> _THE TASK_: Please copy every line of the records below that holds the word "JSON".

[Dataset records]
━━━━━━━━

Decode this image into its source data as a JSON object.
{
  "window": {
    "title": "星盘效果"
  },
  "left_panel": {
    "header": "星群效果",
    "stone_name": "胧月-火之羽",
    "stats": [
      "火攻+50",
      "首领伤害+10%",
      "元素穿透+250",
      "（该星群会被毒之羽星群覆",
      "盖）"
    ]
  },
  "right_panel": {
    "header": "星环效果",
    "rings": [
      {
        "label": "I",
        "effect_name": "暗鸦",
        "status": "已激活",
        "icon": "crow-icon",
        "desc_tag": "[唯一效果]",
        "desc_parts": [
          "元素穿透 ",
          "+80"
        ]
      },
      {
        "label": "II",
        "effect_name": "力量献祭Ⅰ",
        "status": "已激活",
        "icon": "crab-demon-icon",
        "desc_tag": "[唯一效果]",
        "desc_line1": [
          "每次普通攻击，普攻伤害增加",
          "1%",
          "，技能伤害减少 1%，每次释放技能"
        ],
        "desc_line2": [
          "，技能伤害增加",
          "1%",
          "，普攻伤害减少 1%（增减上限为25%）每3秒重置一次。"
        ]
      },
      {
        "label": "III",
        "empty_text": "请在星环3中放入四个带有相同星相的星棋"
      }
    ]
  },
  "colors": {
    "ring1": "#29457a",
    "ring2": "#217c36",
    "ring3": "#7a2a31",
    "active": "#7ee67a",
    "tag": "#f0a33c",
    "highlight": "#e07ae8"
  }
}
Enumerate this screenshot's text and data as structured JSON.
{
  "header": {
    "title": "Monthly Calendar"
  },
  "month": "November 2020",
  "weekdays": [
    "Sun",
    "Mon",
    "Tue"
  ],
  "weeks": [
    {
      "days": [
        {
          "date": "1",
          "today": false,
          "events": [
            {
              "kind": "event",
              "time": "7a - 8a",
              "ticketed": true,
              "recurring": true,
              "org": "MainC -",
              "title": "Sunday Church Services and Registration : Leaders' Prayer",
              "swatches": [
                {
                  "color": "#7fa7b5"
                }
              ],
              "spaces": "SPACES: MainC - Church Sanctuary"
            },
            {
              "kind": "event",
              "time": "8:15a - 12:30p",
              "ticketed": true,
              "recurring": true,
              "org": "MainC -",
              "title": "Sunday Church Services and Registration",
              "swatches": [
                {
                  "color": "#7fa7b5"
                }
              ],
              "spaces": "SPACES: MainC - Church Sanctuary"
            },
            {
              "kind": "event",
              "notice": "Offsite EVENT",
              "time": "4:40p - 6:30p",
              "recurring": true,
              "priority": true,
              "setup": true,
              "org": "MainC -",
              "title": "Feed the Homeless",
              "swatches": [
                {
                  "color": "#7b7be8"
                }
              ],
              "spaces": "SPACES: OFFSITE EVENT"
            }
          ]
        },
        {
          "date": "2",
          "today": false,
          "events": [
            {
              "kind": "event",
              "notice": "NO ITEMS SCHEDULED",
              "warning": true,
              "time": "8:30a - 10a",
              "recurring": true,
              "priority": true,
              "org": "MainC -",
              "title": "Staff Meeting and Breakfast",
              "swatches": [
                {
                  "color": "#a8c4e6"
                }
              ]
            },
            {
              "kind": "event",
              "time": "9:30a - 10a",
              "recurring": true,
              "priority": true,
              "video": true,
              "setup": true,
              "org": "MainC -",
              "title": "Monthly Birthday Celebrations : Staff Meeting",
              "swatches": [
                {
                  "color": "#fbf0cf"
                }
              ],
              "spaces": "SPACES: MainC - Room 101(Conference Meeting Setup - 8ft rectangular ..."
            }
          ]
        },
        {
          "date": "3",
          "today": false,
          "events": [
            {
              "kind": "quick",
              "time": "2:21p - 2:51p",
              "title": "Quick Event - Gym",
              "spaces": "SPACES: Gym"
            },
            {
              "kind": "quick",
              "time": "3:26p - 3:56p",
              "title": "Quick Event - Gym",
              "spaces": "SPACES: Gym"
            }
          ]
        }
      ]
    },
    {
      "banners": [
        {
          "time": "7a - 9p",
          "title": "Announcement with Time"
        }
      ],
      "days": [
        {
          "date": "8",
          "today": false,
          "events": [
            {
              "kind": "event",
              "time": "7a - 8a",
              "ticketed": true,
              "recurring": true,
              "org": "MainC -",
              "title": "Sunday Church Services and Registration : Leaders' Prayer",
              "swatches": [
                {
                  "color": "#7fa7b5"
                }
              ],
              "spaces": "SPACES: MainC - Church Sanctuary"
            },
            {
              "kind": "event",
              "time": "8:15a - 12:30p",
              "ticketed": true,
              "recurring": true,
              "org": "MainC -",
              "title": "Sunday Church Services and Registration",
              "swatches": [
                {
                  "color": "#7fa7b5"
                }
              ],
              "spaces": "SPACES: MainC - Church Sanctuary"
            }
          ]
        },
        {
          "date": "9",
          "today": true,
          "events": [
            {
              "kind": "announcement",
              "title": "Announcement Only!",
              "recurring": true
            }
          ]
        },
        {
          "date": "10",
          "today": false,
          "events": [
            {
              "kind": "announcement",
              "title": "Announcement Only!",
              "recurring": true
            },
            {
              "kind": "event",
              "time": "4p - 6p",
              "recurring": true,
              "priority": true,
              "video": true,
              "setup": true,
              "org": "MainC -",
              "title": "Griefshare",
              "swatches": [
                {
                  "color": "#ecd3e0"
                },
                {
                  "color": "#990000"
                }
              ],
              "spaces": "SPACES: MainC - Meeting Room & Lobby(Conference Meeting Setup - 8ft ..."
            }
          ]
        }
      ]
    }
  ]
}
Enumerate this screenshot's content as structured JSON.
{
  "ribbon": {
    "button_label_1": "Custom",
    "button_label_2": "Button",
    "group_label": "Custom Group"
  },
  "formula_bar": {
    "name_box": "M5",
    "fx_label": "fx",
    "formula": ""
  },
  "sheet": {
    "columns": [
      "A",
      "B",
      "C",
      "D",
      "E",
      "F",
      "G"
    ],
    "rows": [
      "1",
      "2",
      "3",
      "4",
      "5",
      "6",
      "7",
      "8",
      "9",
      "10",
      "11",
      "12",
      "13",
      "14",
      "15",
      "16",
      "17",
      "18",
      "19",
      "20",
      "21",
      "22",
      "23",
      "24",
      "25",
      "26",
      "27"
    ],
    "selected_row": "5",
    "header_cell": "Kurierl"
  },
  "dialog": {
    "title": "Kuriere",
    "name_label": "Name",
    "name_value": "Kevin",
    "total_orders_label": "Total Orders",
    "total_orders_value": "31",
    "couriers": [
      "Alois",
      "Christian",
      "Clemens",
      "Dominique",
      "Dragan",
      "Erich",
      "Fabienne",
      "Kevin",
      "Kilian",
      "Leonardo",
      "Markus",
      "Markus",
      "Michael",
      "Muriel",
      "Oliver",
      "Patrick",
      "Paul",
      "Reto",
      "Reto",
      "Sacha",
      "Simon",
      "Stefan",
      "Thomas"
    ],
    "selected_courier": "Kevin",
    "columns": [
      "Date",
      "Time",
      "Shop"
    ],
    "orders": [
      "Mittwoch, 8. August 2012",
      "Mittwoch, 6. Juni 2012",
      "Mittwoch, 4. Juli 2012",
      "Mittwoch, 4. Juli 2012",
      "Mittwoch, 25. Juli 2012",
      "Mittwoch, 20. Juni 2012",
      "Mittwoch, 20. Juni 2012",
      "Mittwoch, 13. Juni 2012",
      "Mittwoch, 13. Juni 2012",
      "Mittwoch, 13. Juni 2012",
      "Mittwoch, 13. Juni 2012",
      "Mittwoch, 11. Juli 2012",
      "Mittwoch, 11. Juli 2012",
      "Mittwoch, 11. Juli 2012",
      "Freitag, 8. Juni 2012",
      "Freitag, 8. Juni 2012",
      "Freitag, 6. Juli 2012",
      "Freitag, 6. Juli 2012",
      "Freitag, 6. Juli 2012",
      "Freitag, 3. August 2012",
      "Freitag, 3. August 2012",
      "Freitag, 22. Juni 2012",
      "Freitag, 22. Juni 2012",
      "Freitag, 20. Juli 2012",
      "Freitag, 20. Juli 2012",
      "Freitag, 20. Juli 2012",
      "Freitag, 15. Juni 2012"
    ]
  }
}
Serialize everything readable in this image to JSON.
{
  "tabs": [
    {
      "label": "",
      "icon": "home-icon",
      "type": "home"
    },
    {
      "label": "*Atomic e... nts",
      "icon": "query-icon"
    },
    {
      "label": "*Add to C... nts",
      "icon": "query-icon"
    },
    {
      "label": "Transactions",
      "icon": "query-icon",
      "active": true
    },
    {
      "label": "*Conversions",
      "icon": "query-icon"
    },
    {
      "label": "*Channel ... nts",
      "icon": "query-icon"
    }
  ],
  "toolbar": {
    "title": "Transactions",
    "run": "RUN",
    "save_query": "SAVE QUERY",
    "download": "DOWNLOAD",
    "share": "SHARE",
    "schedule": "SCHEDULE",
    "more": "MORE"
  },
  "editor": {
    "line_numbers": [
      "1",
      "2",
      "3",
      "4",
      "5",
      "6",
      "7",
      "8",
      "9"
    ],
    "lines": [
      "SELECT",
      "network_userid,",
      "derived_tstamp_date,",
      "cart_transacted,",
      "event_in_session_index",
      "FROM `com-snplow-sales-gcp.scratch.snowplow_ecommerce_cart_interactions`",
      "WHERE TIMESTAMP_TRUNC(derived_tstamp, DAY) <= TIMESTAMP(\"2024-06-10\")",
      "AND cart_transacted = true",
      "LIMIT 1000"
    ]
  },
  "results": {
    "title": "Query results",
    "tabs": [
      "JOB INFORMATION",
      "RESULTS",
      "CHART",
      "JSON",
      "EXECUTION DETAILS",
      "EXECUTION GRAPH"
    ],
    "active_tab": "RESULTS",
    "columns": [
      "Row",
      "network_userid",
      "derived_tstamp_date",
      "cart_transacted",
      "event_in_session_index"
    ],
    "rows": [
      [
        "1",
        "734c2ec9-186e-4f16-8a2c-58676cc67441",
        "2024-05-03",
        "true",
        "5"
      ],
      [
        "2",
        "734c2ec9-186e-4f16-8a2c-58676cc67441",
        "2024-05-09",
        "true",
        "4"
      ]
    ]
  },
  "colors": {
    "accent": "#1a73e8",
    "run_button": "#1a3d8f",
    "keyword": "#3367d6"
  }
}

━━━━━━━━

> _ANSWER FOR THE TASK_:
Decode this image into its source data as a JSON object.
Enumerate this screenshot's text and data as structured JSON.
Enumerate this screenshot's content as structured JSON.
Serialize everything readable in this image to JSON.
      "JSON",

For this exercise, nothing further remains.